## Task requirements:
Find each line below where the word "code" occurs, and copy it.

*** Recorded information Section Begins ***

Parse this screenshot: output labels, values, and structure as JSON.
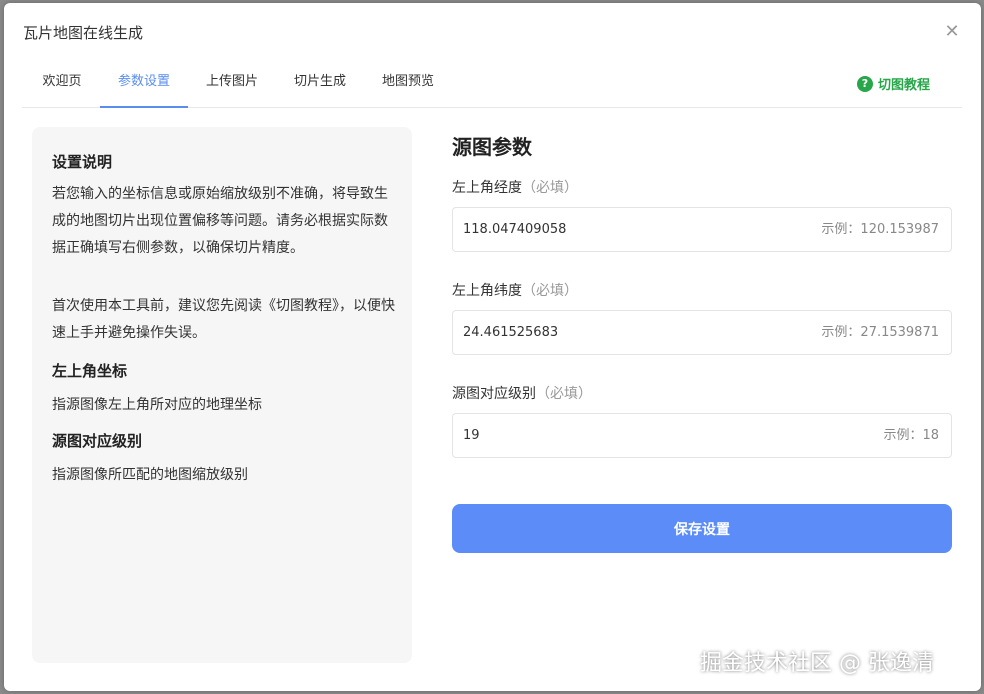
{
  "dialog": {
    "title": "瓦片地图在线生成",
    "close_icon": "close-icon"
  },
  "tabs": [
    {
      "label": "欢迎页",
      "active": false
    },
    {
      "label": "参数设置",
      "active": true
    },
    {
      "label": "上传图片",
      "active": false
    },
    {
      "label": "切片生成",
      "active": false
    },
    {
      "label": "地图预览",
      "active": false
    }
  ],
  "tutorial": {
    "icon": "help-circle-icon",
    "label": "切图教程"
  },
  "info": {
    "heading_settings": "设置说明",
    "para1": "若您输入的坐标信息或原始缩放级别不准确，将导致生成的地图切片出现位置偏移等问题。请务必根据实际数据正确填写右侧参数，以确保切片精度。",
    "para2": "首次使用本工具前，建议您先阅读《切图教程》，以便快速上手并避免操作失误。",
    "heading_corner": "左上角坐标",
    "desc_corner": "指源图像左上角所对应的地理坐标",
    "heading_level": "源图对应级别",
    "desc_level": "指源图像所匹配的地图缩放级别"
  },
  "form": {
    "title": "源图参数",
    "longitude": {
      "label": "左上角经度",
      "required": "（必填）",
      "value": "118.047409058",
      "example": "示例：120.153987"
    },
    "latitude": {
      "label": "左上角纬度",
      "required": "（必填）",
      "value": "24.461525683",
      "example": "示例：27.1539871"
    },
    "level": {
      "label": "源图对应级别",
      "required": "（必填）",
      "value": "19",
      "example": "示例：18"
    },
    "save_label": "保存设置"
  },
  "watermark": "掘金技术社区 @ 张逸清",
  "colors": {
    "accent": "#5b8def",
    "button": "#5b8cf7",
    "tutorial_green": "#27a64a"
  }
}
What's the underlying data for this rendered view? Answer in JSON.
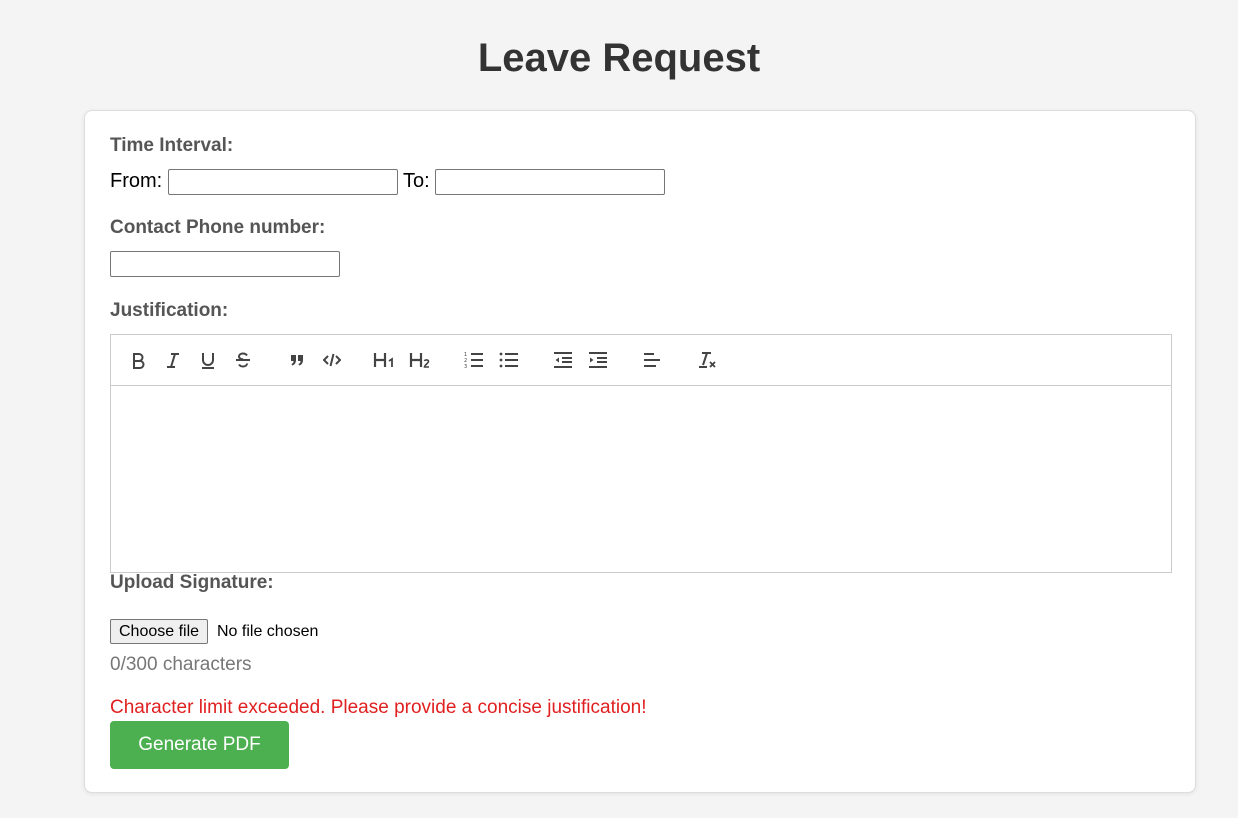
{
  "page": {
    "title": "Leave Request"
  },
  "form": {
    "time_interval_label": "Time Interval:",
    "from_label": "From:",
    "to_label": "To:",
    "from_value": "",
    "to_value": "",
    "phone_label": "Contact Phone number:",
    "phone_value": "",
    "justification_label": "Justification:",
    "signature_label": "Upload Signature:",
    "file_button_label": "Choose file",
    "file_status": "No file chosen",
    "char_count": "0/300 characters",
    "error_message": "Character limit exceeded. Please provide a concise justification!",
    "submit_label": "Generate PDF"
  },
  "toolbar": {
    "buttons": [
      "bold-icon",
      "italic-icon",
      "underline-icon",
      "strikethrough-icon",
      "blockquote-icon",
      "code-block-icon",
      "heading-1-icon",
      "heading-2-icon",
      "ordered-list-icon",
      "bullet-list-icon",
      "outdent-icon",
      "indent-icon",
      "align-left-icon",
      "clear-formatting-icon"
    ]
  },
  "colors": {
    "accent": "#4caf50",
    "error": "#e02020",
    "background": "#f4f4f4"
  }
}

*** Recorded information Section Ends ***
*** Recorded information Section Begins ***

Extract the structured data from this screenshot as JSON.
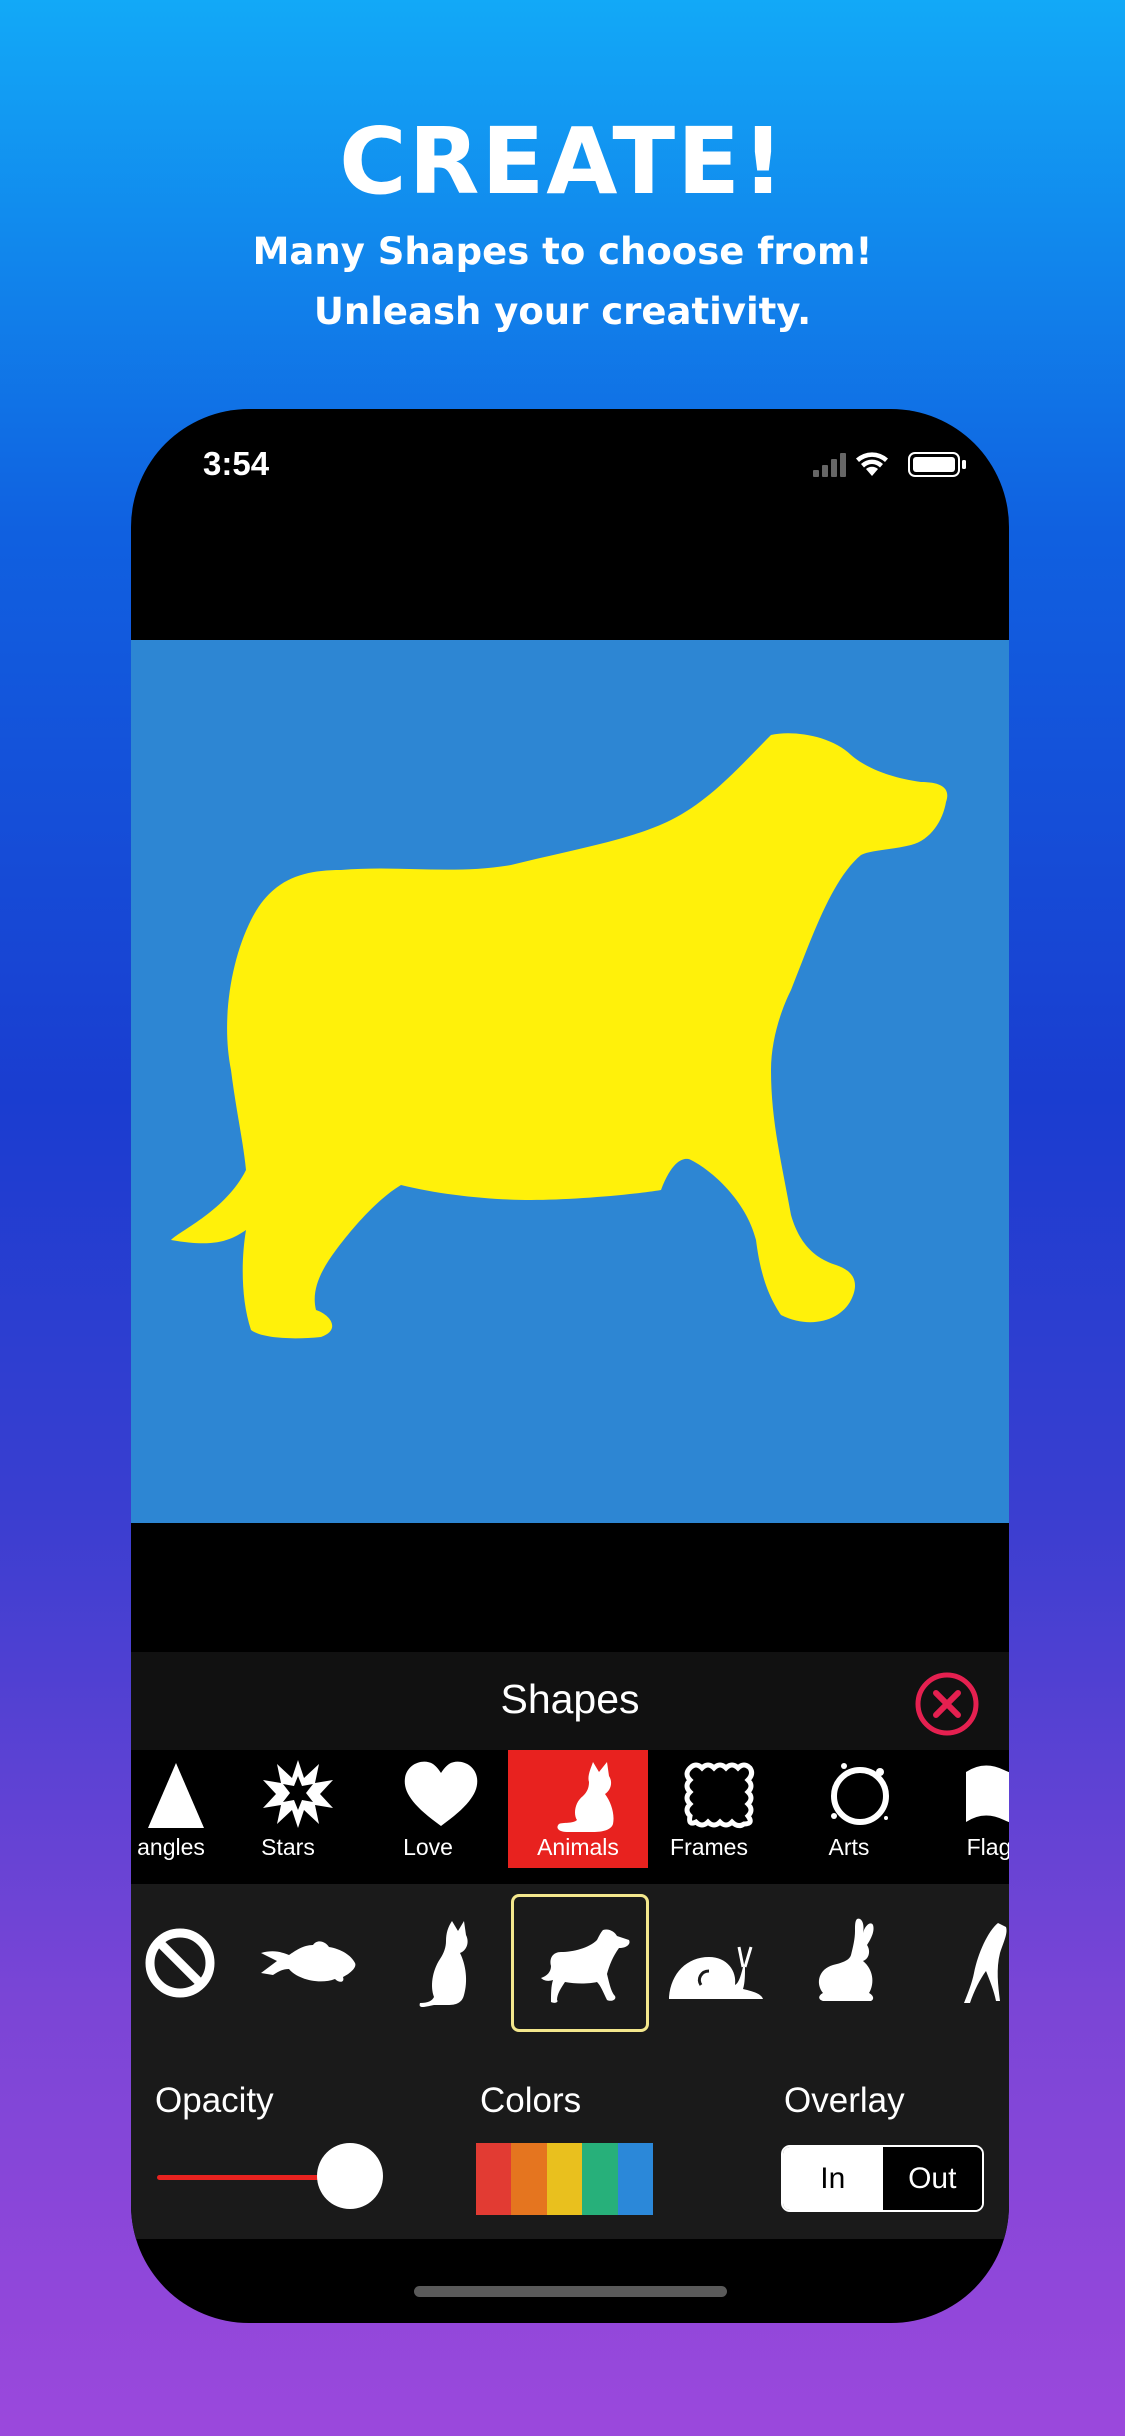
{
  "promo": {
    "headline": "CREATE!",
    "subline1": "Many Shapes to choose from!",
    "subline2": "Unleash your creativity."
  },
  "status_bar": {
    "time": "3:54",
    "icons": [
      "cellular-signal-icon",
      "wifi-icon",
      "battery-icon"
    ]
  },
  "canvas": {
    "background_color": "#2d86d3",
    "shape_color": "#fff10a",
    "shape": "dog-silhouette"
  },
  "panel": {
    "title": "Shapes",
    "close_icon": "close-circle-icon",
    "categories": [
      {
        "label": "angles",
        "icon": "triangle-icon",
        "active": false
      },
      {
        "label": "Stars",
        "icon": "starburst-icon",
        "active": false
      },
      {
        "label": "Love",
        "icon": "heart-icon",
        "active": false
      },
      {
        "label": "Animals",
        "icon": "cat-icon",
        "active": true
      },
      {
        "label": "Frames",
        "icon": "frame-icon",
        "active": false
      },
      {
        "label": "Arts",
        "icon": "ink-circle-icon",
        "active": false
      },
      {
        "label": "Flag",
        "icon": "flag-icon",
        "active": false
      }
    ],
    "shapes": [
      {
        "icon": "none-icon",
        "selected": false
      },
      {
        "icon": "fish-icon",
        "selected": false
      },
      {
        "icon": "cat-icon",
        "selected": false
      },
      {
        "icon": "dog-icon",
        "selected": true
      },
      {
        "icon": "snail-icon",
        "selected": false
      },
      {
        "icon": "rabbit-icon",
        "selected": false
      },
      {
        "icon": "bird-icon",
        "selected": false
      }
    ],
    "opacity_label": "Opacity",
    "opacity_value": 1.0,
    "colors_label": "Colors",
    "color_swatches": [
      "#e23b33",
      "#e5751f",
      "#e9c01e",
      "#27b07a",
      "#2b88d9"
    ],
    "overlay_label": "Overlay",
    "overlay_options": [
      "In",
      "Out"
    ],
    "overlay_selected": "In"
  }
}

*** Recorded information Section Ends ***
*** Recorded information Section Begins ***

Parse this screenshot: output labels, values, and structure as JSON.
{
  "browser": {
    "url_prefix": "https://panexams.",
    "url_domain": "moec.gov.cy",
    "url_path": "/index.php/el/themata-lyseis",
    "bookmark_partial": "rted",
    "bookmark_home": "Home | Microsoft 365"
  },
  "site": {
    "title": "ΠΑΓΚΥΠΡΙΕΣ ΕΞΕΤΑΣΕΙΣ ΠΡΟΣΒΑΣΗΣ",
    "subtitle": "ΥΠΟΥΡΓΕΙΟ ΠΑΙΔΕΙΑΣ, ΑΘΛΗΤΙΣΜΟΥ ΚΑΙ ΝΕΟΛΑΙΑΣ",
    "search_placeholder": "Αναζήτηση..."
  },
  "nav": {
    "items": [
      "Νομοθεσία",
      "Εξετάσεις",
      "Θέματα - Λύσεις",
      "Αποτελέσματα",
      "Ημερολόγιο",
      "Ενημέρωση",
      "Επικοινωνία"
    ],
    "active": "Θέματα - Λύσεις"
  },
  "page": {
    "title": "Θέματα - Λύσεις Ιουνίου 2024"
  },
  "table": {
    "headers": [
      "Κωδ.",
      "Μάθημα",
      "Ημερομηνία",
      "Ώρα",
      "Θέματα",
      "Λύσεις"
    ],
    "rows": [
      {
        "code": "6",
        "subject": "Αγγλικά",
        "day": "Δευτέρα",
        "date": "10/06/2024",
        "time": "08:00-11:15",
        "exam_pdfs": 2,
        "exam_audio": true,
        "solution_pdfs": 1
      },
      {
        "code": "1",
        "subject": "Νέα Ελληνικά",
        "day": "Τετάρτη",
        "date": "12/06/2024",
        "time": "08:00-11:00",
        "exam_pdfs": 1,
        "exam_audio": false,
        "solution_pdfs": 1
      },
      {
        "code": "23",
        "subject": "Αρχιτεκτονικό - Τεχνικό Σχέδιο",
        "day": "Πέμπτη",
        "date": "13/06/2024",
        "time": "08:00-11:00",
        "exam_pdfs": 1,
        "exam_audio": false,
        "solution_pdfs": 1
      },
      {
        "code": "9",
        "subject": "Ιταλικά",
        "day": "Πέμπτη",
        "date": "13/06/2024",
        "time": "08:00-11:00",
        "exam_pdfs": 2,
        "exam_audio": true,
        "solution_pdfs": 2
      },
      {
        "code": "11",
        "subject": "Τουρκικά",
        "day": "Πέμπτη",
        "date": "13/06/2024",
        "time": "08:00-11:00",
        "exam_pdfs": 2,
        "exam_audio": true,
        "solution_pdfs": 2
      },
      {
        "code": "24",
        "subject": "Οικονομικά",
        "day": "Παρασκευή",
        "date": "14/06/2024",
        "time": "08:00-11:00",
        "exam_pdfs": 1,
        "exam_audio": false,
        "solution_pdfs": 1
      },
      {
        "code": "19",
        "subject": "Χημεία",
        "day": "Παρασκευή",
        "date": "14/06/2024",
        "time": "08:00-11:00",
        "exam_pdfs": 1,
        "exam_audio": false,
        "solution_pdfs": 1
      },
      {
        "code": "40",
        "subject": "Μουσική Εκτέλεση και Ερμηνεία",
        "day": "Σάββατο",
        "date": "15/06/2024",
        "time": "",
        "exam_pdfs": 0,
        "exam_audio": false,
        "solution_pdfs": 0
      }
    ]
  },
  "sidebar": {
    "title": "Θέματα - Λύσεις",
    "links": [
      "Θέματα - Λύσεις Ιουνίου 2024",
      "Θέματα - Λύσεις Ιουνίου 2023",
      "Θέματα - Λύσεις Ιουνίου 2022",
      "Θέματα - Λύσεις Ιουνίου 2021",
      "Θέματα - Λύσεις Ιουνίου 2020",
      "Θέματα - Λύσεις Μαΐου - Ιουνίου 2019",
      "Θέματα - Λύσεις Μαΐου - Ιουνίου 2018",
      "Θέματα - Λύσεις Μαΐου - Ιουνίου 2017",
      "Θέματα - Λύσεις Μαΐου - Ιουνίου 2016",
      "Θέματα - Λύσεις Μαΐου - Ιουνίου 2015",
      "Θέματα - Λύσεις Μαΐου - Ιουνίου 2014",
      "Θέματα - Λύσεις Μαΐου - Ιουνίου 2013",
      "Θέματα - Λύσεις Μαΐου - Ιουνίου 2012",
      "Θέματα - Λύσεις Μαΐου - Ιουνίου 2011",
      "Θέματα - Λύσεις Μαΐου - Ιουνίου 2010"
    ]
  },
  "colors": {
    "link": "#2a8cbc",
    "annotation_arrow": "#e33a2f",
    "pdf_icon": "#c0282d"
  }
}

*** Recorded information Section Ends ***

## Written solution:
      "code-block-icon",
        "code": "6",
        "code": "1",
        "code": "23",
        "code": "9",
        "code": "11",
        "code": "24",
        "code": "19",
        "code": "40",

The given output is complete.